Soap Actress Allowed to Advance Lawsuit Alleging Sony Retaliated Against Her Advocacy

2012-33 BIZ Lawsuit Illustration P IPAD

A fight over Christopher Nolan’s "Dark Knight Rises" commissions is the latest Hollywood lawsuit to reveal that looming bottom-line pressures trump even bad press.

On Friday, a California federal judge gave soap actress Victoria Rowell the green light to move to the next stage of a lawsuit that accuses Sony Pictures Television of retaliating against her.

Rowell played the popular character Drucilla Barber Winters on The Young and the Restless for 14 years, and more than a decade ago began advocacy work pushing to have African-Americans more involved in entertainment. Among other things, she campaigned to have black actors in the front row for press photos, urged that black journalists be included in the show's press corps and lobbied for a black hair stylist.

Rowell left the series in 2007, but in response to fans who wanted her back, she pushed to return to Y&R or its sister soap The Bold and the Beautiful. In a lawsuit filed against Sony, CBS and Bell Dramatic Serial Company in February 2015, she claimed that producers were basically getting even with her by refusing to hire her.

In November, U.S. District Judge John Kronstadt threw out her claims with the conclusion that she needed to do more than assert some form of constructively open job for which she wasn't being hire. "Indeed, such an approach has the potential to open the door to vast number and wide variety of claims in many industries in which those who did not pursue open positions claimed that employers should have created them," wrote the judge at the time.

The judge did, though, allow Rowell to amend her complaint.

The actress did, and Kronstadt comes to the same conclusion, this time dismissing those claims without an opportunity to try again.

However, in her amended complaint, Rowell added a retaliation claim on the plead fact that she also pursued a smaller part on another Sony soap, Days of Our Lives, before being taken off an audition list. On this front, she experiences more success.

Sony argued that Rowell "express[ing] interest" for the part wasn't the same as expressly applying for a position, but Kronstadt responds there is no meaningful difference.

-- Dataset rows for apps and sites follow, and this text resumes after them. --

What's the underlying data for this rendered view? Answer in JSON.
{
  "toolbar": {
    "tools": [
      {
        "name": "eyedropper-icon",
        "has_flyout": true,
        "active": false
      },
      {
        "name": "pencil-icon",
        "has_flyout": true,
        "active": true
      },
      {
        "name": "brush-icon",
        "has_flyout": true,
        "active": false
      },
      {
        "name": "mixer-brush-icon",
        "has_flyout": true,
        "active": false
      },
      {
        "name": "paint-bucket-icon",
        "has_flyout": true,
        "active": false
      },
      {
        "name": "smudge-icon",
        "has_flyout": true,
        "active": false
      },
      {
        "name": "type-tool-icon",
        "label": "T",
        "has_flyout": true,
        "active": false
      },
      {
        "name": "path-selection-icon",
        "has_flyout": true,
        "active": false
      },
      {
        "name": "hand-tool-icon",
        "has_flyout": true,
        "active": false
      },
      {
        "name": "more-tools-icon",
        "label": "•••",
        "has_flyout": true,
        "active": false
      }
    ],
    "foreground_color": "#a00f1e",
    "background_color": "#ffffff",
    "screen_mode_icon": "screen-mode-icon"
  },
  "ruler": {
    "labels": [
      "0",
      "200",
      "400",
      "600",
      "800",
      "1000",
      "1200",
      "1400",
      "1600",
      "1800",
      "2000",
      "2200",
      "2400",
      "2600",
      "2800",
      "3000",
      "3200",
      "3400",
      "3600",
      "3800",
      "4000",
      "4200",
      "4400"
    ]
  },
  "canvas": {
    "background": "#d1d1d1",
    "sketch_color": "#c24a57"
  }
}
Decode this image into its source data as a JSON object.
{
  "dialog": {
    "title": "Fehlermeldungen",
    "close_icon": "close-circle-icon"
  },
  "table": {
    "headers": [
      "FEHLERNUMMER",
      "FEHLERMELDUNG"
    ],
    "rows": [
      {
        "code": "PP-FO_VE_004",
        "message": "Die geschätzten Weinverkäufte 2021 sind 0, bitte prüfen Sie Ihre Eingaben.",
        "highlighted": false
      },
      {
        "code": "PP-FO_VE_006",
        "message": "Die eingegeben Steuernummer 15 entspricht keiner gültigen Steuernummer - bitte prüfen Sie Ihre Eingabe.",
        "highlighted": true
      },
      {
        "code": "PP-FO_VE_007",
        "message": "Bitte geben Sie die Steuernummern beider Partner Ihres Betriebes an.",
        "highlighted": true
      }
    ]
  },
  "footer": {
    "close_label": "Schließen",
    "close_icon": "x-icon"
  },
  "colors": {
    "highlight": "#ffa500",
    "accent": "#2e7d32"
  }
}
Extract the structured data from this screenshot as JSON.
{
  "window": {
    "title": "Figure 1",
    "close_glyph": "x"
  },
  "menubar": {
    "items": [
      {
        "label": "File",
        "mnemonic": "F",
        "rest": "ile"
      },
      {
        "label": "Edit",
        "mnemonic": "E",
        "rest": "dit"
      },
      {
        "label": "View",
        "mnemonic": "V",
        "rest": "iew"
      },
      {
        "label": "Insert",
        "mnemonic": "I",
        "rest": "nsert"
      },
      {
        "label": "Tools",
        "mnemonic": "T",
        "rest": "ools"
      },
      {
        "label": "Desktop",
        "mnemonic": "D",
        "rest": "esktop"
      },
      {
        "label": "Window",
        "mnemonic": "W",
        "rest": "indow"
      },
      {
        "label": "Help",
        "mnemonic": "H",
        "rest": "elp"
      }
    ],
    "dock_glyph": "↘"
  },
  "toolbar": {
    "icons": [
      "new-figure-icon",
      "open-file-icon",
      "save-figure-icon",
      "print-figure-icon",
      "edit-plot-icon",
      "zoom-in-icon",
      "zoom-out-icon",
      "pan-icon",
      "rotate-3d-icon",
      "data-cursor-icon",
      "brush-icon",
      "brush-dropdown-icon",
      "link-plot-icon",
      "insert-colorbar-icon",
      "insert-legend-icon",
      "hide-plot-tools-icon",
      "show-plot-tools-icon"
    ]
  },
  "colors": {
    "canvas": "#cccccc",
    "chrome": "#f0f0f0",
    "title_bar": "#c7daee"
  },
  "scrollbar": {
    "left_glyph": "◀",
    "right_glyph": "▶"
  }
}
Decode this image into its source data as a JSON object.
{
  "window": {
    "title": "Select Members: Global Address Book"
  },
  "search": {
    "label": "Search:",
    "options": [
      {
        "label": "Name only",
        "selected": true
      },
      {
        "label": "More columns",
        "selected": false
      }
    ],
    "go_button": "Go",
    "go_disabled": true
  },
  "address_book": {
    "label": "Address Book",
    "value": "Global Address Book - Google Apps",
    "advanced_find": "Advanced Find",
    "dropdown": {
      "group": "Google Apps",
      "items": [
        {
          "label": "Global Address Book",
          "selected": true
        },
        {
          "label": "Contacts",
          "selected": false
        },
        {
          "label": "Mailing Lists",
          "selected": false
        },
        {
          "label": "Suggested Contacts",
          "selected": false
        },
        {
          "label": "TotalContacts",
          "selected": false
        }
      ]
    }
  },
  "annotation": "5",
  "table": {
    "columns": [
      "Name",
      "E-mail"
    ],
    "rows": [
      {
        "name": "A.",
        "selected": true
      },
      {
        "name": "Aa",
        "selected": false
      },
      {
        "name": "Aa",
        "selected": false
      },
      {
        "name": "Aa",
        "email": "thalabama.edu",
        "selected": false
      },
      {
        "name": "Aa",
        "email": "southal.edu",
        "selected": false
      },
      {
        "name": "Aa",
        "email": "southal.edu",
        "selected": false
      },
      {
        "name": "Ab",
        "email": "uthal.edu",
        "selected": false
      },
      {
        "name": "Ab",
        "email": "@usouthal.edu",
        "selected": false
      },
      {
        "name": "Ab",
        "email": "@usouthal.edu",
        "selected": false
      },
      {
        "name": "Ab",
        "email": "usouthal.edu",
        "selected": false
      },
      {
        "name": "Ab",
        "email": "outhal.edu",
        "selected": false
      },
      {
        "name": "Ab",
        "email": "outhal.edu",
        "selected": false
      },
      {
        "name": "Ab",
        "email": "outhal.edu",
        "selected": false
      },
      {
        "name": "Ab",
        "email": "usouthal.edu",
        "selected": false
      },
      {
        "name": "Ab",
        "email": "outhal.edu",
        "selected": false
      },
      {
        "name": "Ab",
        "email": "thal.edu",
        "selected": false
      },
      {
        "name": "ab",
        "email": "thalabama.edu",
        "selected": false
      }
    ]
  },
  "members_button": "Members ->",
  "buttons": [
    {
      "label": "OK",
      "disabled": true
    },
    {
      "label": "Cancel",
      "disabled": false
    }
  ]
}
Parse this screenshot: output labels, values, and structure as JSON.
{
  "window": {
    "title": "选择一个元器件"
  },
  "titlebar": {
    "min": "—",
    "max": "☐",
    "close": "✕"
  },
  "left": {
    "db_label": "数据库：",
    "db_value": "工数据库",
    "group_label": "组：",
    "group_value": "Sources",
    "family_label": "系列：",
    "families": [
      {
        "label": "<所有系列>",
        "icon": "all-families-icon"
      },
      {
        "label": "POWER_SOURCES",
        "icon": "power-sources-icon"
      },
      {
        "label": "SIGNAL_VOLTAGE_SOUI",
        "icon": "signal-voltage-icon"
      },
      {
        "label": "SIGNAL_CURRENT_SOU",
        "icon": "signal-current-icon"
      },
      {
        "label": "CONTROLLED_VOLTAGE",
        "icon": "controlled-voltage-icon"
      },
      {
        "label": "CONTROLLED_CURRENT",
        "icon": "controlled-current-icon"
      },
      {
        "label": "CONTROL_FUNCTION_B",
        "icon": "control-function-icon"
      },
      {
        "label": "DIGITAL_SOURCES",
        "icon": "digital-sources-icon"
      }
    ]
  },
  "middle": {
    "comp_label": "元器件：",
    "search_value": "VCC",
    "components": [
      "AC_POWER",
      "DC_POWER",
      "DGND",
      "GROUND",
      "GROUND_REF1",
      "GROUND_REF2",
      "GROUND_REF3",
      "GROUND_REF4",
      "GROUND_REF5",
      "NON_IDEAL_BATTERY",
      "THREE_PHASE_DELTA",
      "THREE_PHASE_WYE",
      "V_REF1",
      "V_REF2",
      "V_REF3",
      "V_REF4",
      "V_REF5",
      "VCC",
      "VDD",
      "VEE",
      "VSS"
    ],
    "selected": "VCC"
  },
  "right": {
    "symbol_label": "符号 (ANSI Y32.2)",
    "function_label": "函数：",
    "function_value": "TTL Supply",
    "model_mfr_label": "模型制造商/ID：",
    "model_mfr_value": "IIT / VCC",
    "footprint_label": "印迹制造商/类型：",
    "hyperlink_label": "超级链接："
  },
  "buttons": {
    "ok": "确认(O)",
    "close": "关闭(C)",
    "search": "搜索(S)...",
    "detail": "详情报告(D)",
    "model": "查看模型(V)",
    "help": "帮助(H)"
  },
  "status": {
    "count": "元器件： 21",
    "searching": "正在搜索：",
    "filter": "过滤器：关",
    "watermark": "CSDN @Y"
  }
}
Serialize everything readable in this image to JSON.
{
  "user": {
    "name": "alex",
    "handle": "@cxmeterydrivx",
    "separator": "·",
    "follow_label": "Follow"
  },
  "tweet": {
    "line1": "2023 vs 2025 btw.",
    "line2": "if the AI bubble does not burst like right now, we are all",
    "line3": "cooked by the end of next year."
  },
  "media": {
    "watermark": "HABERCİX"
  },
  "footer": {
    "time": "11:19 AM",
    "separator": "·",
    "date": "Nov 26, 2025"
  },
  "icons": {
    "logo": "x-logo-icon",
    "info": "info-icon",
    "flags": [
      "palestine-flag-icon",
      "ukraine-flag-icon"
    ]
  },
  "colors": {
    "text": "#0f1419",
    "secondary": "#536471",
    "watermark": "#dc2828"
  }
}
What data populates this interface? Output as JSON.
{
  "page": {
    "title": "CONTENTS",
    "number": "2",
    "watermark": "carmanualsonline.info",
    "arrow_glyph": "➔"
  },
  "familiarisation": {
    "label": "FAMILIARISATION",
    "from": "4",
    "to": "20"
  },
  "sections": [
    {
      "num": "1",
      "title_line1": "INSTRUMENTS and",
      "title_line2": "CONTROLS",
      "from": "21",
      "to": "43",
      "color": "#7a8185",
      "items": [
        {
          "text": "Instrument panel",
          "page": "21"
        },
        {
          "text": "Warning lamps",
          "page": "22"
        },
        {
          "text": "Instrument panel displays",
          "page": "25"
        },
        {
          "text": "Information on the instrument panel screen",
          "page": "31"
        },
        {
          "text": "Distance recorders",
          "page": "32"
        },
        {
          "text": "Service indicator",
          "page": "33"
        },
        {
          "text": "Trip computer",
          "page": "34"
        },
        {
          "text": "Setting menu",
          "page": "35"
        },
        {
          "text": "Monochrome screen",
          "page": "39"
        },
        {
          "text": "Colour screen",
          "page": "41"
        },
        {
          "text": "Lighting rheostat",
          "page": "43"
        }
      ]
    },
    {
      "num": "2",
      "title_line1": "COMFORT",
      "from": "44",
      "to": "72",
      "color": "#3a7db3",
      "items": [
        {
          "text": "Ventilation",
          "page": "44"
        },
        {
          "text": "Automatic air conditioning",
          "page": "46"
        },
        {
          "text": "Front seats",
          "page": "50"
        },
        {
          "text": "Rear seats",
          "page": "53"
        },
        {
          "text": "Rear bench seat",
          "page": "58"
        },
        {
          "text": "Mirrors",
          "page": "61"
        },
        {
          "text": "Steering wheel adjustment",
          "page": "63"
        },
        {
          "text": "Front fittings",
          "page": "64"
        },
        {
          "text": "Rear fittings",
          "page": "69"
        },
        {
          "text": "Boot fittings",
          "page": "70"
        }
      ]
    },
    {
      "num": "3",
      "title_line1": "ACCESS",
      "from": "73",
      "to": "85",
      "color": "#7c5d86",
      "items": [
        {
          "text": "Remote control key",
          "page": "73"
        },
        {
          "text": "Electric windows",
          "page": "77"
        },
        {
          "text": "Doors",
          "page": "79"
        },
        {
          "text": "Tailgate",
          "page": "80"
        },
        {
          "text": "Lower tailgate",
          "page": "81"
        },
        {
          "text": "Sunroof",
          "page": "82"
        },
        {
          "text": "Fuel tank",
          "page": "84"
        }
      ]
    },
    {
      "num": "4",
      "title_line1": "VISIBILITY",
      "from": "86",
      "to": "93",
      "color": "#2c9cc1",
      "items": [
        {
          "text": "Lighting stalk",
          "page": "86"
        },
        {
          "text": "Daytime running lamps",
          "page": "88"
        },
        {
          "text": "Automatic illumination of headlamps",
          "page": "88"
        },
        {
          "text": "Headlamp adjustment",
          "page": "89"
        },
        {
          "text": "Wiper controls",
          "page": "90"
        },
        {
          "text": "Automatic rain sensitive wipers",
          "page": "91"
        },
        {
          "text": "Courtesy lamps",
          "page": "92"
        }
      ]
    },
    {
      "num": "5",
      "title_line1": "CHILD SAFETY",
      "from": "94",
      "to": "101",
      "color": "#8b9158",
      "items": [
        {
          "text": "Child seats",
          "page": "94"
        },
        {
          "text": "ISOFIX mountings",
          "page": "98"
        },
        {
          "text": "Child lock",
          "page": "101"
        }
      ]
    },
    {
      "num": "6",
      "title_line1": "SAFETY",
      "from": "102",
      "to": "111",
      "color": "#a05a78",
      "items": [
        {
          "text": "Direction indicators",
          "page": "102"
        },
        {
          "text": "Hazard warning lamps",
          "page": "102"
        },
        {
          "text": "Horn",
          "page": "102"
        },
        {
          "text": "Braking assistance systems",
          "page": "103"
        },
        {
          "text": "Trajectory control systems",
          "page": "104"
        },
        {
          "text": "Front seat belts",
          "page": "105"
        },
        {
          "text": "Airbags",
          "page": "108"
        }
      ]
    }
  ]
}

He writes in the opinion (read here) that her amended complaint "alleges all of the required elements of [a retaliatory failure to hire] claim: Plaintiff applied for a position for which Defendants were seeking applicants; despite Plaintiff's qualifications, she was rejected; and thereafter, the position remained open and Defendants continued to seek applicants."

Other arguments against the claim also fail including Sony's contention that nothing established it played any part in the decision to allegedly remove her from the audition list nor was aware of Rowell's advocacy against discrimination. 

Perhaps most importantly for future lawsuits, the judge once again refuses to stop Rowell on First Amendment grounds. Sony turned once again to the decision in a failed lawsuit alleging racial discrimination on The Bachelor for the proposition that casting decisions are a component of any entertainment show's creative content and are protected as free speech.

Kronstadt quotes his earlier opinion about the distinguishable factor from that case. He wrote, "In a challenge to casting decisions, there is a critical distinction between claims of alleged discrimination and those of alleged retaliation. Plaintiff does not allege that the failure to hire her was due to her race or that the casting decisions by any of the Defendants were made on that ground. ... Instead, Plaintiff alleges that she was not hired in retaliation for engaging in protected speech. Thus, unlike the plaintiff in Claybrooks, Plaintiff here does not allege that the decision not to hire her was related to Defendants’ creative vision for their programs. The [amended complaint] instead alleges that the retaliation arose from disagreements with Plaintiff and her positions about hiring more African Americans, not ones about the appropriate racial diversity for characters on the programs."

In short, her protected speech wins the day, while Sony's doesn't.